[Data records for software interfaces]
——

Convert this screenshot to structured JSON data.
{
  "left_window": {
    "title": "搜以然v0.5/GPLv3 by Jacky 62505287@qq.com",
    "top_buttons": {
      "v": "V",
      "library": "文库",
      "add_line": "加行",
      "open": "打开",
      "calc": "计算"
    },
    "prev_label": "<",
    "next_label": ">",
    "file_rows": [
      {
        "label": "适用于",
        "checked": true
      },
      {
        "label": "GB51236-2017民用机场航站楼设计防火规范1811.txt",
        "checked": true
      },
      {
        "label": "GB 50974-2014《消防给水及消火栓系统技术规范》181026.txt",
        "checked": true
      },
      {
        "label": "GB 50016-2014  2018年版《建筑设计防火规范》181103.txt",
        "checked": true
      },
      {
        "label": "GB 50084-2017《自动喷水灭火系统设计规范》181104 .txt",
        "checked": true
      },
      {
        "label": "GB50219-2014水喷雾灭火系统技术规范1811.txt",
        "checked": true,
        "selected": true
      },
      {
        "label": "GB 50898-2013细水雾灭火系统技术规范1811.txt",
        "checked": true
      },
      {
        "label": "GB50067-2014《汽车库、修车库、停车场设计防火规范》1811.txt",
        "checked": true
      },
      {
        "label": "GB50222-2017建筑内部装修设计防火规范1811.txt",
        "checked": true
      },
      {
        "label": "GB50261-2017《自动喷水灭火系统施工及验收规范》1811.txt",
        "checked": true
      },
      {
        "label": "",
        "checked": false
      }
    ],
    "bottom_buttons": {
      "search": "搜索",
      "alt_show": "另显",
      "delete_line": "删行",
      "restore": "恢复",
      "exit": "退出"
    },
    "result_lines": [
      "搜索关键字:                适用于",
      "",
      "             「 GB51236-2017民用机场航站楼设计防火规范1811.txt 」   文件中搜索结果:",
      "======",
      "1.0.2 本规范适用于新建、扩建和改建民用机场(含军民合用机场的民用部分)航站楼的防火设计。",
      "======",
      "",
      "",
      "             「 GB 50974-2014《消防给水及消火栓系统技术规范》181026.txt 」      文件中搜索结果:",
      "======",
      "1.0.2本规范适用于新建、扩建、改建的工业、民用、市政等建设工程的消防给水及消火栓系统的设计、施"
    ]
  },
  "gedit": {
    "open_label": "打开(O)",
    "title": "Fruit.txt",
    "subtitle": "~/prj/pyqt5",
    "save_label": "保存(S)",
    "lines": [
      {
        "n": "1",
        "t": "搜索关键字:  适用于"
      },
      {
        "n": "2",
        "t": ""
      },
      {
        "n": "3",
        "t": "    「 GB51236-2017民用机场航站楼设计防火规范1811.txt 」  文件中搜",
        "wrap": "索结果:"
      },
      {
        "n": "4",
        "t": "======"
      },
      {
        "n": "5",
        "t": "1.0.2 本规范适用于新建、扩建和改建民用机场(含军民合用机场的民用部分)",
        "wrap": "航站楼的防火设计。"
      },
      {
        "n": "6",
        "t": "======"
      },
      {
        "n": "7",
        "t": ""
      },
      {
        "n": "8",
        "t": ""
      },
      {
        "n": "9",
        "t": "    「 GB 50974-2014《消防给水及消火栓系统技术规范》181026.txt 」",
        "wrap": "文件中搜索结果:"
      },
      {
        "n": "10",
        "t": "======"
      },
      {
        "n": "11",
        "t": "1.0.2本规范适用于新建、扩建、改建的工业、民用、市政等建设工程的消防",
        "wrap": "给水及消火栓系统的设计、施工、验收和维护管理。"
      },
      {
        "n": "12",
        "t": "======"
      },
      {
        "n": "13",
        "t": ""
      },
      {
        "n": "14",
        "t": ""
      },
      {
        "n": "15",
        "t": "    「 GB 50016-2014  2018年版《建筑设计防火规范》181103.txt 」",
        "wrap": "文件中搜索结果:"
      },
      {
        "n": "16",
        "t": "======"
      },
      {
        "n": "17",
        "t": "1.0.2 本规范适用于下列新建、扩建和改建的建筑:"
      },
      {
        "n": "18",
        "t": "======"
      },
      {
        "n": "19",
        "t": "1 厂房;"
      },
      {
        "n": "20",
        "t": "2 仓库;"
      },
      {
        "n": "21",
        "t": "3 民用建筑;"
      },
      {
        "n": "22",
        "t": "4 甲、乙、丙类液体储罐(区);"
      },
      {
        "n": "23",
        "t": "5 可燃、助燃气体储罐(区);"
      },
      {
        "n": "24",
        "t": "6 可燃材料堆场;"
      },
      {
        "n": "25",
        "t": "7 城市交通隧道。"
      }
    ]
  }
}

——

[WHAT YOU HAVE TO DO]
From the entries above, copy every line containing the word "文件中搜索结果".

[OUTPUT FOR THIS TASK]
      "             「 GB51236-2017民用机场航站楼设计防火规范1811.txt 」   文件中搜索结果:",
      "             「 GB 50974-2014《消防给水及消火栓系统技术规范》181026.txt 」      文件中搜索结果:",
        "wrap": "文件中搜索结果:"
        "wrap": "文件中搜索结果:"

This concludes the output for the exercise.